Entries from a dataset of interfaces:
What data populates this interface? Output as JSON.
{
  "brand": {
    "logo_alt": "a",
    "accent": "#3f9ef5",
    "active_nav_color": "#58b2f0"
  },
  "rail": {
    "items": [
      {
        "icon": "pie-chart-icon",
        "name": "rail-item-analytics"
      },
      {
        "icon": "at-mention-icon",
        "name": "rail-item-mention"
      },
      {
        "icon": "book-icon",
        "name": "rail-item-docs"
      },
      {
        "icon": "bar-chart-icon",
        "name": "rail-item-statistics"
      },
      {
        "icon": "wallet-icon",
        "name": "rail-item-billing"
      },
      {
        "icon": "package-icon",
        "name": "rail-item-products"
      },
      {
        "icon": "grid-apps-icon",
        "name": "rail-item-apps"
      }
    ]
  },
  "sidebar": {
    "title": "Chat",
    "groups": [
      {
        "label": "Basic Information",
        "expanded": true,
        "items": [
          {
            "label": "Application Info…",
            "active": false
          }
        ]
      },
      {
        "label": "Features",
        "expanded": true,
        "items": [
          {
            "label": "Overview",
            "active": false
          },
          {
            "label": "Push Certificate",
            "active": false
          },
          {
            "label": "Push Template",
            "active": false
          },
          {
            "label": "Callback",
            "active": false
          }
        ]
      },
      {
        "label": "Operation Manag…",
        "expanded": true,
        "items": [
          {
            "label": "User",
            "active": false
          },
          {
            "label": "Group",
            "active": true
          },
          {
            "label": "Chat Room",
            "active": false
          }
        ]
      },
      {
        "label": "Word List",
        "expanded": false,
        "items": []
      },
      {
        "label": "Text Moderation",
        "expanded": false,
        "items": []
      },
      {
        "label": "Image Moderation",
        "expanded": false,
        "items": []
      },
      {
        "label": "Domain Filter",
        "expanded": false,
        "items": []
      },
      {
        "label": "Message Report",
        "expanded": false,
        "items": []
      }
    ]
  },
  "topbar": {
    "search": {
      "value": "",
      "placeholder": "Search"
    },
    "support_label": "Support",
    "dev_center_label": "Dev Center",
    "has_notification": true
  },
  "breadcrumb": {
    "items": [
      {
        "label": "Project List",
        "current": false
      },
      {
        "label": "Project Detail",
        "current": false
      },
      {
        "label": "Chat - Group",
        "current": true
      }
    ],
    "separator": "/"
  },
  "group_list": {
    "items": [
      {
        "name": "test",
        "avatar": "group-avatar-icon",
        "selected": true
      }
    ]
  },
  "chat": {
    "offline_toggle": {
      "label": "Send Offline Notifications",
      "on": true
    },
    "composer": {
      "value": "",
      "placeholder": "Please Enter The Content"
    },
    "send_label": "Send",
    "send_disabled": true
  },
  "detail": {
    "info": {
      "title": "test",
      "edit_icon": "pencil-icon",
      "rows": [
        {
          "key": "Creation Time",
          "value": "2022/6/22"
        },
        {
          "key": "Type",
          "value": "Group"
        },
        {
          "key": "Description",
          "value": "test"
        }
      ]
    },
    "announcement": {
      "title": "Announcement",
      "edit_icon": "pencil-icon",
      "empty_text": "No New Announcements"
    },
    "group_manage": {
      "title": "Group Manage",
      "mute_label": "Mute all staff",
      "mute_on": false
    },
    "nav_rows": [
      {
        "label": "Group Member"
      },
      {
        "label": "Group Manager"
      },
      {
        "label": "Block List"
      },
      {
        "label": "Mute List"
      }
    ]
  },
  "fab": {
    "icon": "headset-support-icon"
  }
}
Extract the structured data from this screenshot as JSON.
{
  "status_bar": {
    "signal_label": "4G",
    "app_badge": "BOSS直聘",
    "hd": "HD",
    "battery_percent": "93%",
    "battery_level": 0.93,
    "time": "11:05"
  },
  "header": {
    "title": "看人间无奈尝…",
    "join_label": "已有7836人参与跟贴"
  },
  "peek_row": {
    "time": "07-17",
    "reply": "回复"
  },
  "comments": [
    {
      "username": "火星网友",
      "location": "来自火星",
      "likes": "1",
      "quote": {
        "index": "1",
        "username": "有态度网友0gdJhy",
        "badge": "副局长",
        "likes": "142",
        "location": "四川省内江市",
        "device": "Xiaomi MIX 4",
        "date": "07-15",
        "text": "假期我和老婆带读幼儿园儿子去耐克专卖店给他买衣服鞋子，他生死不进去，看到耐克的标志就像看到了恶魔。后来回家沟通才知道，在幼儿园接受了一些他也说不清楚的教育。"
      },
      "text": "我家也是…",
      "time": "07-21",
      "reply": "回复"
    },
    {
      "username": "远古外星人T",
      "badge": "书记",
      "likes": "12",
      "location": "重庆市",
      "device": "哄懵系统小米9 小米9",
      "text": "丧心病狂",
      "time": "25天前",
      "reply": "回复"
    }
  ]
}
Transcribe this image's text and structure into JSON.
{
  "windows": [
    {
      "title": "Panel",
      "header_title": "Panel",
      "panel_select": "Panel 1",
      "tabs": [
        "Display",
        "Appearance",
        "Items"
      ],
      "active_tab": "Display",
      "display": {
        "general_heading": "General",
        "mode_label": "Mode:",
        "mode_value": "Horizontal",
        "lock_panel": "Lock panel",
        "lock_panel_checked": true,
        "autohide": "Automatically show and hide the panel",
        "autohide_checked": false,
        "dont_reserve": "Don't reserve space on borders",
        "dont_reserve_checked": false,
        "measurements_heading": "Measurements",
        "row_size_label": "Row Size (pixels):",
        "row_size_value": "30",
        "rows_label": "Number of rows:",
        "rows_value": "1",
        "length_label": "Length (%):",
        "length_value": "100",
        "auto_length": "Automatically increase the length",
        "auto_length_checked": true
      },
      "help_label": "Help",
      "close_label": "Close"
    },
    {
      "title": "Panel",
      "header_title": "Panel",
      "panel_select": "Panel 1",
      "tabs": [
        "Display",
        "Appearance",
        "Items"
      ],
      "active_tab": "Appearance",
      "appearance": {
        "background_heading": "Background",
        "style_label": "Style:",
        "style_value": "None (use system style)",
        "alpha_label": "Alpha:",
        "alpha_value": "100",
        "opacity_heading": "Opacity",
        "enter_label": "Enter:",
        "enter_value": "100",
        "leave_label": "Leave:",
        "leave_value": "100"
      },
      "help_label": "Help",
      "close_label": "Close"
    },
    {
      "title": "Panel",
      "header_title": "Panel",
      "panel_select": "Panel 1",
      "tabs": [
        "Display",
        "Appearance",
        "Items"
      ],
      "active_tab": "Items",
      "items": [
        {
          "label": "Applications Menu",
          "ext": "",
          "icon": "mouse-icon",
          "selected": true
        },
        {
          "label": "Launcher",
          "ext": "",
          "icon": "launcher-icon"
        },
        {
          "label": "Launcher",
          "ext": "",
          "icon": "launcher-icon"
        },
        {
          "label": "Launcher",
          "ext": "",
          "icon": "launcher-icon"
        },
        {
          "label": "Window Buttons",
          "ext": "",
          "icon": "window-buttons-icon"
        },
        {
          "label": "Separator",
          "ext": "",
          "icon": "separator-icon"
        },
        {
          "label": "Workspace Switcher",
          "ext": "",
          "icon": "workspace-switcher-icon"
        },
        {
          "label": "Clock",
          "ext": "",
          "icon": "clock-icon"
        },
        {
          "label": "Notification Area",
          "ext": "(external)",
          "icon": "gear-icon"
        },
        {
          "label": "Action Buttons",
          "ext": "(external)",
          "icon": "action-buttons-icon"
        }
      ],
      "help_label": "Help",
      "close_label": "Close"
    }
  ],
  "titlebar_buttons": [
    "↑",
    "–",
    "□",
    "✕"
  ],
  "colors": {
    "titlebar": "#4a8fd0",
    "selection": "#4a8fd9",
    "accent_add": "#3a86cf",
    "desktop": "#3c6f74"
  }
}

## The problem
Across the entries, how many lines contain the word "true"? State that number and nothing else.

## Finished task
12